You can run your own background check on the caregiver via care.com, google them, or look through their social media profiles to get an idea about who they are. It’s a common practice with companies’ HR departments, so why not use this opportunity as well?
Finally, if you’re hiring someone of a foreign origin, you may want to check their immigration status in order to avoid complications on both sides.
Also a legal matter, the contract deserves its own paragraph because the importance of every detail is great. If a contract is articulated clearly and contains everything it should, many unpleasant complications can be avoided beforehand. Here are a few areas on which you should focus:
- Duties and responsibilities: Hours, schedule, duties, privileges, meals, etc.
- Compensation and benefits: Rate, frequency, benefits including days off, vacation, benefits, performance review, etc.
- Transportation: Guidelines for using the family car and public transportation safely.

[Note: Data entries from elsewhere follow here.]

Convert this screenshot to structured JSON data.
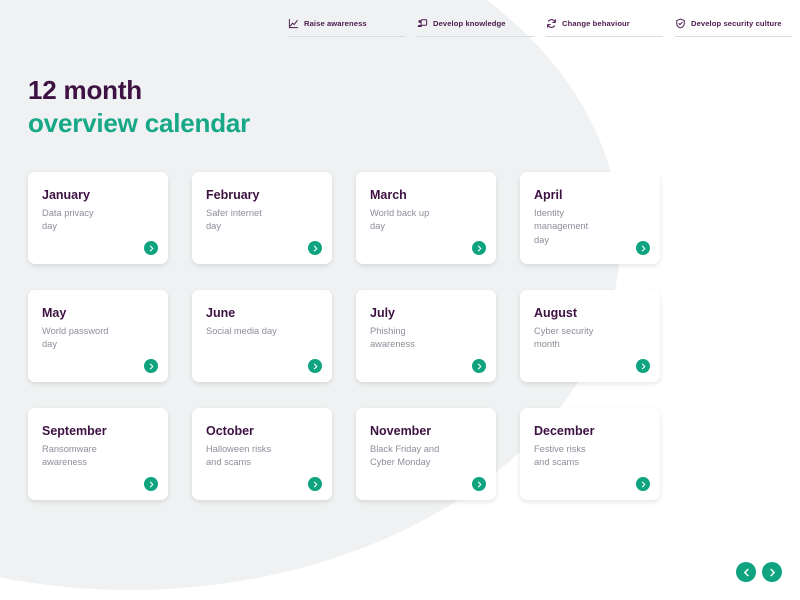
{
  "nav": {
    "items": [
      {
        "label": "Raise awareness",
        "icon": "chart-trend-icon"
      },
      {
        "label": "Develop knowledge",
        "icon": "presentation-person-icon"
      },
      {
        "label": "Change behaviour",
        "icon": "refresh-cycle-icon"
      },
      {
        "label": "Develop security culture",
        "icon": "shield-check-icon"
      }
    ]
  },
  "heading": {
    "line1": "12 month",
    "line2": "overview calendar"
  },
  "months": [
    {
      "name": "January",
      "desc": "Data privacy\nday"
    },
    {
      "name": "February",
      "desc": "Safer internet\nday"
    },
    {
      "name": "March",
      "desc": "World back up\nday"
    },
    {
      "name": "April",
      "desc": "Identity\nmanagement\nday"
    },
    {
      "name": "May",
      "desc": "World password\nday"
    },
    {
      "name": "June",
      "desc": "Social media day"
    },
    {
      "name": "July",
      "desc": "Phishing\nawareness"
    },
    {
      "name": "August",
      "desc": "Cyber security\nmonth"
    },
    {
      "name": "September",
      "desc": "Ransomware\nawareness"
    },
    {
      "name": "October",
      "desc": "Halloween risks\nand scams"
    },
    {
      "name": "November",
      "desc": "Black Friday and\nCyber Monday"
    },
    {
      "name": "December",
      "desc": "Festive risks\nand scams"
    }
  ],
  "pager": {
    "prev_icon": "chevron-left-icon",
    "next_icon": "chevron-right-icon"
  },
  "colors": {
    "accent_teal": "#0fa47f",
    "heading_teal": "#16a887",
    "purple": "#3d1242",
    "muted_text": "#8c8f9a",
    "blob_gray": "#eff1f2"
  }
}
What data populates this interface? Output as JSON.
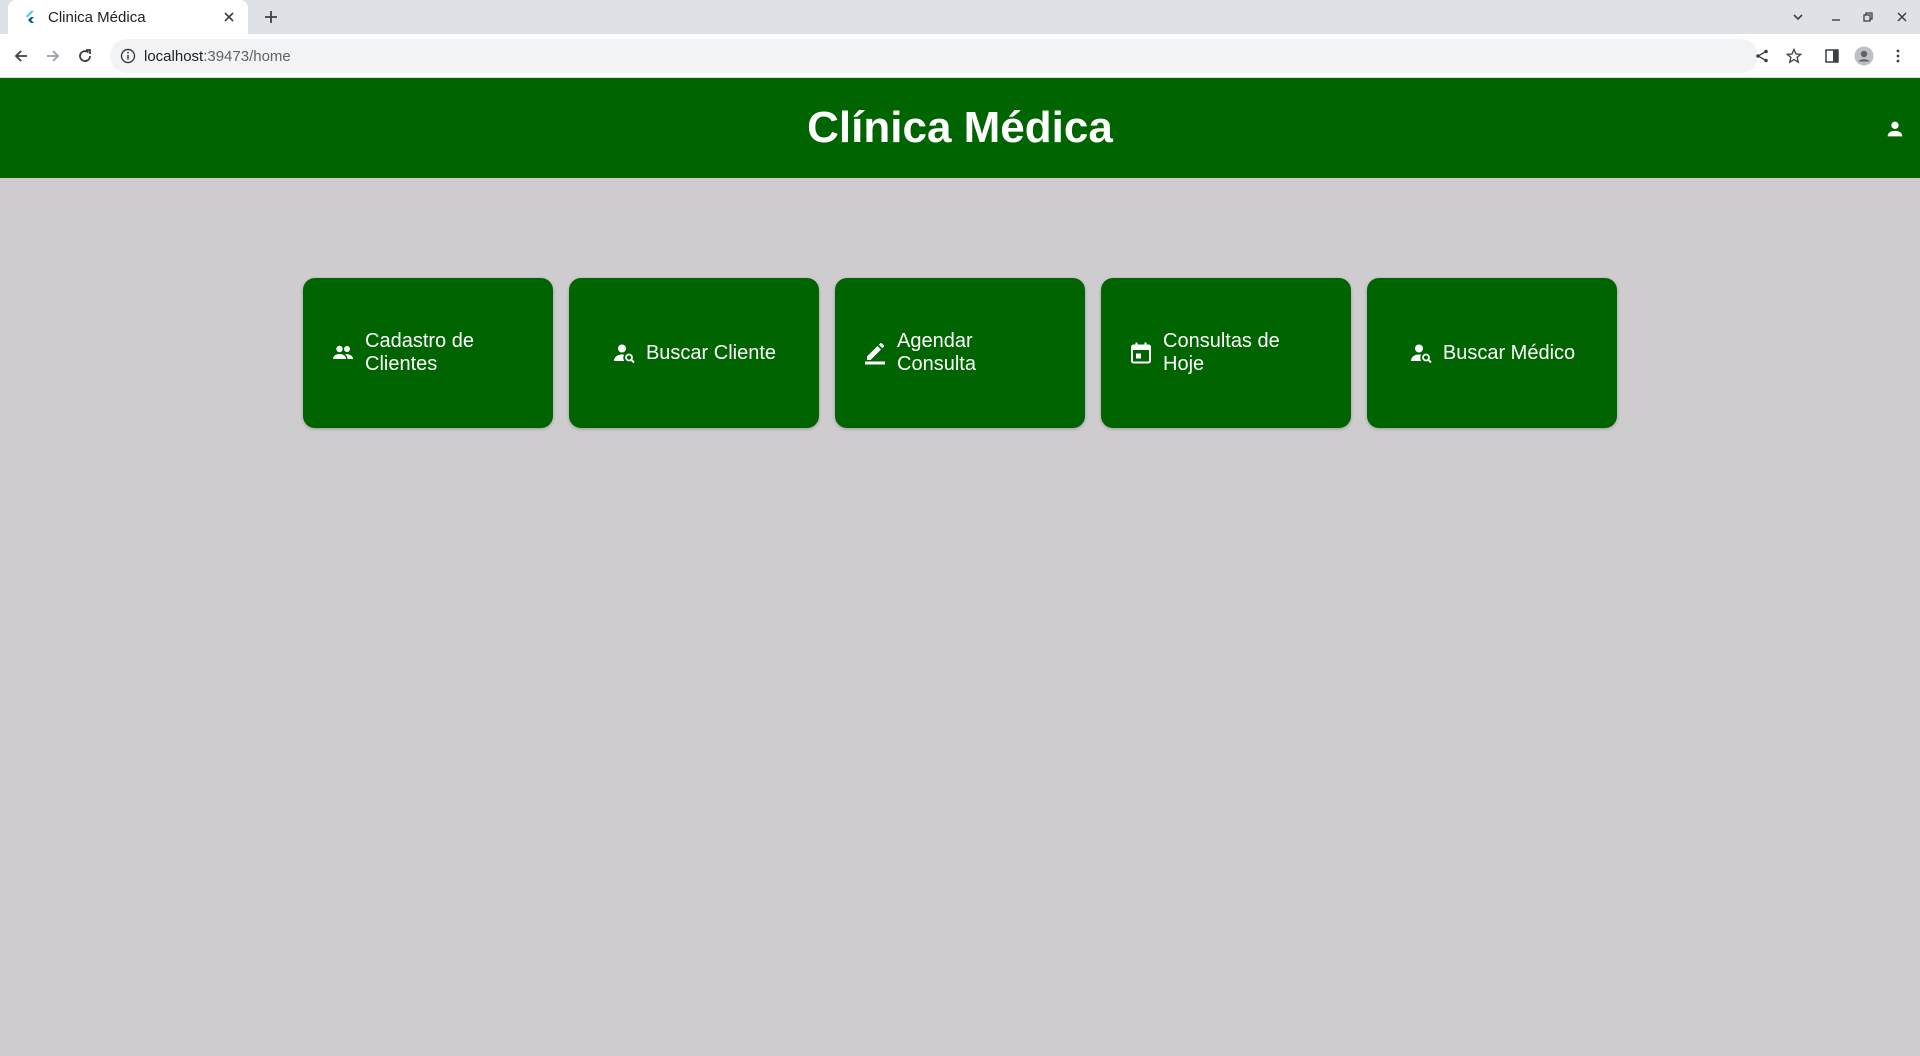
{
  "browser": {
    "tab_title": "Clinica Médica",
    "url_host": "localhost",
    "url_rest": ":39473/home"
  },
  "app": {
    "title": "Clínica Médica",
    "brand_color": "#006400",
    "background_color": "#cfcccf",
    "user_icon": "person-icon"
  },
  "menu": [
    {
      "label": "Cadastro de Clientes",
      "icon": "people-icon"
    },
    {
      "label": "Buscar Cliente",
      "icon": "person-search-icon"
    },
    {
      "label": "Agendar Consulta",
      "icon": "edit-icon"
    },
    {
      "label": "Consultas de Hoje",
      "icon": "calendar-icon"
    },
    {
      "label": "Buscar Médico",
      "icon": "person-search-icon"
    }
  ]
}
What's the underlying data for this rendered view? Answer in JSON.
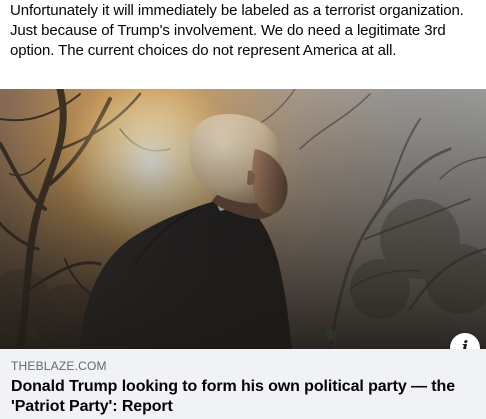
{
  "post": {
    "text": "Unfortunately it will immediately  be labeled as a terrorist organization. Just because of Trump's involvement. We do need a legitimate 3rd option. The current choices do not represent America at all."
  },
  "link_preview": {
    "image_icon": "photo-of-man-in-dark-coat-against-sunset",
    "info_icon": "info-icon",
    "source": "THEBLAZE.COM",
    "headline": "Donald Trump looking to form his own political party — the 'Patriot Party': Report"
  },
  "colors": {
    "footer_bg": "#f0f2f5",
    "source_text": "#65676b",
    "headline_text": "#050505"
  }
}
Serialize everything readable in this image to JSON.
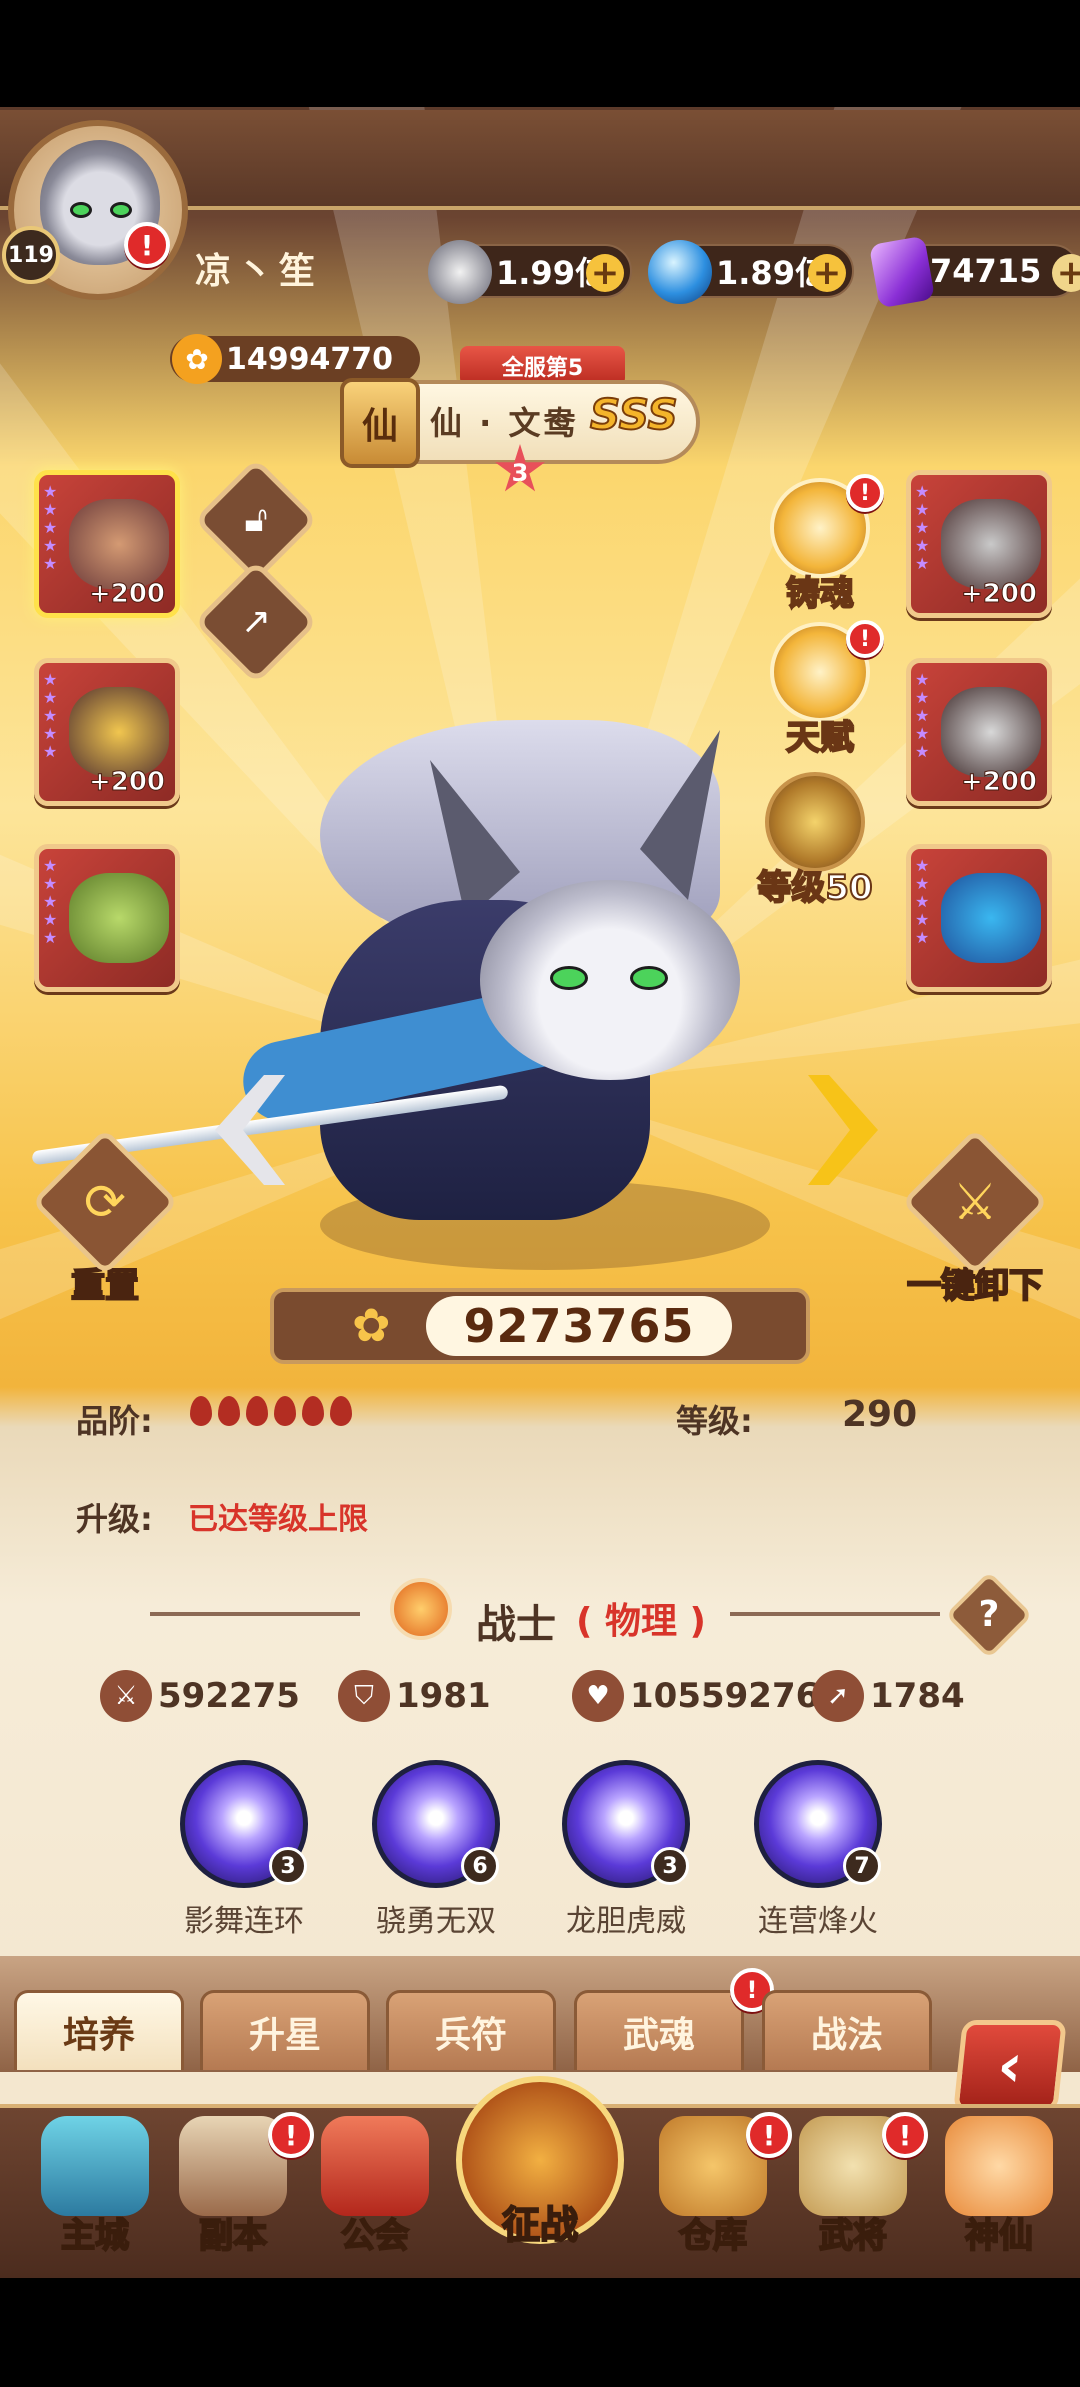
{
  "player": {
    "level": "119",
    "name": "凉丶笙",
    "power": "14994770"
  },
  "currencies": {
    "coins": "1.99亿",
    "gems": "1.89亿",
    "crystals": "74715"
  },
  "hero": {
    "server_rank": "全服第5",
    "faction_mark": "仙",
    "name": "仙 · 文鸯",
    "rarity": "SSS",
    "stars": "3",
    "combat_power": "9273765"
  },
  "equipment_left": [
    {
      "bonus": "+200"
    },
    {
      "bonus": "+200"
    },
    {
      "bonus": ""
    }
  ],
  "equipment_right": [
    {
      "bonus": "+200"
    },
    {
      "bonus": "+200"
    },
    {
      "bonus": ""
    }
  ],
  "features": {
    "soul_cast": "铸魂",
    "talent": "天赋",
    "level_gate": "等级50"
  },
  "actions": {
    "reset": "重置",
    "unequip_all": "一键卸下"
  },
  "info": {
    "grade_label": "品阶:",
    "grade_count": 6,
    "level_label": "等级:",
    "level_value": "290",
    "upgrade_label": "升级:",
    "upgrade_status": "已达等级上限"
  },
  "class": {
    "name": "战士",
    "type": "( 物理 )"
  },
  "stats": {
    "attack": "592275",
    "defense": "1981",
    "hp": "10559276",
    "speed": "1784"
  },
  "skills": [
    {
      "name": "影舞连环",
      "level": "3"
    },
    {
      "name": "骁勇无双",
      "level": "6"
    },
    {
      "name": "龙胆虎威",
      "level": "3"
    },
    {
      "name": "连营烽火",
      "level": "7"
    }
  ],
  "tabs": [
    "培养",
    "升星",
    "兵符",
    "武魂",
    "战法"
  ],
  "nav": {
    "main_city": "主城",
    "dungeon": "副本",
    "guild": "公会",
    "battle": "征战",
    "warehouse": "仓库",
    "generals": "武将",
    "immortal": "神仙"
  },
  "colors": {
    "accent_red": "#d8342a",
    "panel_brown": "#4e3424",
    "gold": "#f7c318"
  }
}
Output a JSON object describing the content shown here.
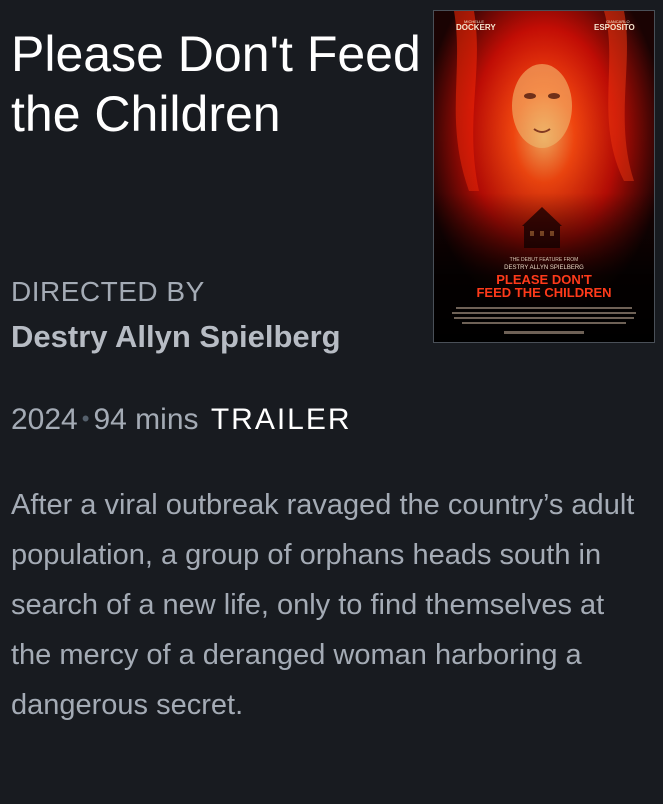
{
  "film": {
    "title": "Please Don't Feed the Children",
    "directed_label": "DIRECTED BY",
    "director": "Destry Allyn Spielberg",
    "year": "2024",
    "runtime": "94 mins",
    "trailer_label": "TRAILER",
    "synopsis": "After a viral outbreak ravaged the country’s adult population, a group of orphans heads south in search of a new life, only to find themselves at the mercy of a deranged woman harboring a dangerous secret."
  },
  "poster": {
    "credit_left_small": "MICHELLE",
    "credit_left": "DOCKERY",
    "credit_right_small": "GIANCARLO",
    "credit_right": "ESPOSITO",
    "tagline_line1": "THE DEBUT FEATURE FROM",
    "tagline_line2": "DESTRY ALLYN SPIELBERG",
    "title_line1": "PLEASE DON'T",
    "title_line2": "FEED THE CHILDREN"
  }
}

- Discretion and confidentiality: Your expectations about personal information.
- Notice and severance: What each party will be required to do if the job comes to an end.
Of course, I’m happy to assist with this aspect of things.
The human factor
Once you’ve found the experienced caregiver, meet up with them (ideally also with your senior relative), just to see whether the proverbial spark is there or not. Don’t forget to listen to your gut, not just certificates and reviews. If you or your relative for any reason don’t like the person’s demeanor, don’t sign the contract. There are many fish in the sea, and causing unnecessary distress to your elderly loved one by making them stay with someone who makes them feel uncomfortable is the last thing you want to do.